===== Data to examine
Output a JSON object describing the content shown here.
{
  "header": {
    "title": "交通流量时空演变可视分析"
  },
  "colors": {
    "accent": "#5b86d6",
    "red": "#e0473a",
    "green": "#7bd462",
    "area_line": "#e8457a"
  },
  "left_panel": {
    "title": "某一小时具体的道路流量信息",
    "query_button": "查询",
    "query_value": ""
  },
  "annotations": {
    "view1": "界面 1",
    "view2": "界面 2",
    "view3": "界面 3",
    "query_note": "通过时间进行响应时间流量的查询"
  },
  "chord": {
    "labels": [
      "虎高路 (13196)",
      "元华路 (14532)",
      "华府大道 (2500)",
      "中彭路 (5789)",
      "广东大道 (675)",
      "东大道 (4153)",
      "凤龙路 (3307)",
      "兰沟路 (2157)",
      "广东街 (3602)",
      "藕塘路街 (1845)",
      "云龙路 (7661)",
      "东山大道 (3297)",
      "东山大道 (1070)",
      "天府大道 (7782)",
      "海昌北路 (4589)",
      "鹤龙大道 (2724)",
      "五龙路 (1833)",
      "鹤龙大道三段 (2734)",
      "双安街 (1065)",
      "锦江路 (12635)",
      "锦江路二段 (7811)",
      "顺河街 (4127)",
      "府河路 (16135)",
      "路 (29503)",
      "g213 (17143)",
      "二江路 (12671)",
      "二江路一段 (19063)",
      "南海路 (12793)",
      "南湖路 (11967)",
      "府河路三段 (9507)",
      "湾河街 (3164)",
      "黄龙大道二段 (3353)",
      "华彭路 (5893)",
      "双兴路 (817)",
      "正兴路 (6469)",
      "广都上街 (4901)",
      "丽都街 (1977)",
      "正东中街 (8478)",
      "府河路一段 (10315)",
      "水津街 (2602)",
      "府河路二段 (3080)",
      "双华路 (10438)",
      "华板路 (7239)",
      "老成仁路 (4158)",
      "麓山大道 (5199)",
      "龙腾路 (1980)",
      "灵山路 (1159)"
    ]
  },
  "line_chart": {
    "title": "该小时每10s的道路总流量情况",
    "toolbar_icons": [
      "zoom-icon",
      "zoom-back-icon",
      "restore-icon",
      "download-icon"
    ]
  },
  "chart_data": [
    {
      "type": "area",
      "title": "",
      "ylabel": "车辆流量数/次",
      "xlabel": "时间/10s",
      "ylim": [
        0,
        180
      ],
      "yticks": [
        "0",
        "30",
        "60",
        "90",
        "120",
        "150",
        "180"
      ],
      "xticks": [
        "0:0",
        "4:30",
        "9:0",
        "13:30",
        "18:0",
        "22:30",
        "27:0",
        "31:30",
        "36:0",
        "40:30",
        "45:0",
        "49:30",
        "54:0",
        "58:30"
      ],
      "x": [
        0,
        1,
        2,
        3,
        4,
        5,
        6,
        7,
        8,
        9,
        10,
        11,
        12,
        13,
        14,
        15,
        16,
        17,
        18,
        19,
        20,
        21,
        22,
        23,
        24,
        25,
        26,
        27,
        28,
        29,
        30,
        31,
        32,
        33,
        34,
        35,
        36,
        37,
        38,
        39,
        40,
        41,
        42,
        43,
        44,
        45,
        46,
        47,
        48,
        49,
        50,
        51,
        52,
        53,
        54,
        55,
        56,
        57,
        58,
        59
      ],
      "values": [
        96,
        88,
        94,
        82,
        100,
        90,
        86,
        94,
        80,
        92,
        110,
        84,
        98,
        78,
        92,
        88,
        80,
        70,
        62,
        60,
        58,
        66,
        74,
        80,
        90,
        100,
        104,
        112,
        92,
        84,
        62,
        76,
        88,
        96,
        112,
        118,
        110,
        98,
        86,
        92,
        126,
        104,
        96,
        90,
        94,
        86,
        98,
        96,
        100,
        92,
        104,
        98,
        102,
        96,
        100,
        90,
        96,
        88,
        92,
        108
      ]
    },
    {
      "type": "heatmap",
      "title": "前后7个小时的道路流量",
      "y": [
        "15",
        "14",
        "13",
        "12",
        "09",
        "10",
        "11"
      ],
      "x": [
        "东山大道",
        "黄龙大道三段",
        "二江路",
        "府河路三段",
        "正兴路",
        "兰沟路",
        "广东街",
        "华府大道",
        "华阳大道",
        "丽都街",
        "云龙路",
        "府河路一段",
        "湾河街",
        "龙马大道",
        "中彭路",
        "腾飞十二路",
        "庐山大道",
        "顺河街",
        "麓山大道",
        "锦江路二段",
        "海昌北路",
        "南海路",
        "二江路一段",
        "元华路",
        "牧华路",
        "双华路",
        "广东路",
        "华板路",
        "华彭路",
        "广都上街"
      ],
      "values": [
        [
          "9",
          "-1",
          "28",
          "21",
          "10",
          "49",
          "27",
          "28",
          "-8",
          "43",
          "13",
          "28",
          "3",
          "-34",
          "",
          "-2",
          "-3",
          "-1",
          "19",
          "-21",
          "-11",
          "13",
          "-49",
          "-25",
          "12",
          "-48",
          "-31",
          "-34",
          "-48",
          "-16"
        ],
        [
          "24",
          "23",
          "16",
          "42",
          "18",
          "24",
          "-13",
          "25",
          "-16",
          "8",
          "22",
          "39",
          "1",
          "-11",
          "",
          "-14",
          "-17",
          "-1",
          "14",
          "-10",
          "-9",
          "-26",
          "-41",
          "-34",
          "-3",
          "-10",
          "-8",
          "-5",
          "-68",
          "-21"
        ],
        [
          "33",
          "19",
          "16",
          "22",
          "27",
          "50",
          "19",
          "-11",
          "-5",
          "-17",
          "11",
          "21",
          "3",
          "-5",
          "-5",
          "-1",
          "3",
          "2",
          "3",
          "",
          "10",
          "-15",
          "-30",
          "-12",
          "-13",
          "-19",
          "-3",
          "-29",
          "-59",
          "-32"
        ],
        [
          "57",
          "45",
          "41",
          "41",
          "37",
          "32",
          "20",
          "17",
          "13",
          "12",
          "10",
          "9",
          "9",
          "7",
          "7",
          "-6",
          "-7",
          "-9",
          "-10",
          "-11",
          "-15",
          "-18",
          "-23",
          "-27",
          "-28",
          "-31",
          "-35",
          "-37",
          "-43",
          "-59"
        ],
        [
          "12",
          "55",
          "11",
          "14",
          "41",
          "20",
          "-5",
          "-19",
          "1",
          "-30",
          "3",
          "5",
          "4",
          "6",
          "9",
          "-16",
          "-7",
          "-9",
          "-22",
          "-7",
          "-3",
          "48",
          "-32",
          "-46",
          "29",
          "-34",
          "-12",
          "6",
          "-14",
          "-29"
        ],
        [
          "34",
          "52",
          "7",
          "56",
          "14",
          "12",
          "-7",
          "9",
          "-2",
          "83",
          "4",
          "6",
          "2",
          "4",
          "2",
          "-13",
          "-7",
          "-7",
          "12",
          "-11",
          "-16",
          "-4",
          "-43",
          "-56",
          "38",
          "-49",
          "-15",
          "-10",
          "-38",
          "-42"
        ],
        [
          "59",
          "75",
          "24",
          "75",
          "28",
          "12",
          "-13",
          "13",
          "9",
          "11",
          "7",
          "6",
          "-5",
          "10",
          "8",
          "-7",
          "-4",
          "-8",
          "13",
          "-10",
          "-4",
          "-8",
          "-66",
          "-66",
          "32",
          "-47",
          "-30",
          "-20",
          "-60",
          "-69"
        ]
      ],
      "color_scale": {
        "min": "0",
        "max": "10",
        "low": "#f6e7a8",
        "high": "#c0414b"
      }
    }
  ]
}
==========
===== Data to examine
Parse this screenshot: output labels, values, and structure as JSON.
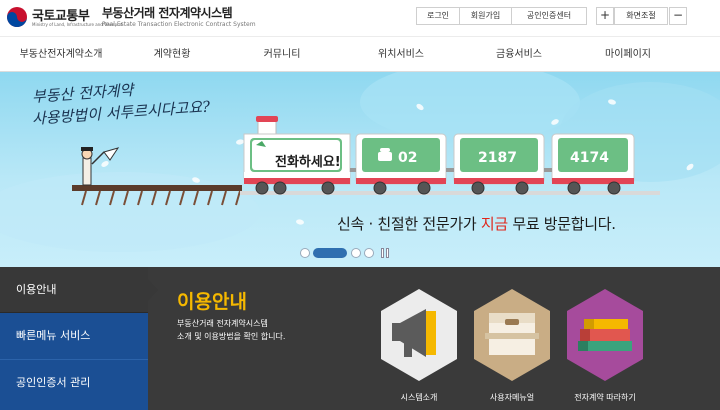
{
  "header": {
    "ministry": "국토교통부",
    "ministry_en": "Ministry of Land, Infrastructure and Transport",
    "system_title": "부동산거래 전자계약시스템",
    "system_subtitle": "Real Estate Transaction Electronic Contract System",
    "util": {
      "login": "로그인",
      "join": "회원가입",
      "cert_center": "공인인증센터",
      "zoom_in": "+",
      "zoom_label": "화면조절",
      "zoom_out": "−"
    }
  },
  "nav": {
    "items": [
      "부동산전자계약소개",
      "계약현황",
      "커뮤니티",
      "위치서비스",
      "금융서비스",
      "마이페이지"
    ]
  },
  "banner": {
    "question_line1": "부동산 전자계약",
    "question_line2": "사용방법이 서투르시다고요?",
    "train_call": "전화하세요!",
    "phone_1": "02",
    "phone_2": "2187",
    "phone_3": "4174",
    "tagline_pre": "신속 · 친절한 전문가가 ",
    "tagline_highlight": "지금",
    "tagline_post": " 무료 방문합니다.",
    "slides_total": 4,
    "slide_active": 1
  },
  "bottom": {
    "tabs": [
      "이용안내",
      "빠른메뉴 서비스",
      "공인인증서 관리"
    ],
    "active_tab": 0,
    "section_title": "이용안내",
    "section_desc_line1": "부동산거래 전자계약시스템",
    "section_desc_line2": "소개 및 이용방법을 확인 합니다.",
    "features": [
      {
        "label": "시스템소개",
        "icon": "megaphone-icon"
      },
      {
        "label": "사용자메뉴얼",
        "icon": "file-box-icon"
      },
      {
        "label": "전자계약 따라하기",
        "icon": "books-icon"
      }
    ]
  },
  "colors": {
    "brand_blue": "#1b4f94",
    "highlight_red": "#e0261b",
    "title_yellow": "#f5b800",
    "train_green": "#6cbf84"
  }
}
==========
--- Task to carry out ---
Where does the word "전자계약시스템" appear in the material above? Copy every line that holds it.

--- Response to the exercise ---
    "system_title": "부동산거래 전자계약시스템",
    "section_desc_line1": "부동산거래 전자계약시스템",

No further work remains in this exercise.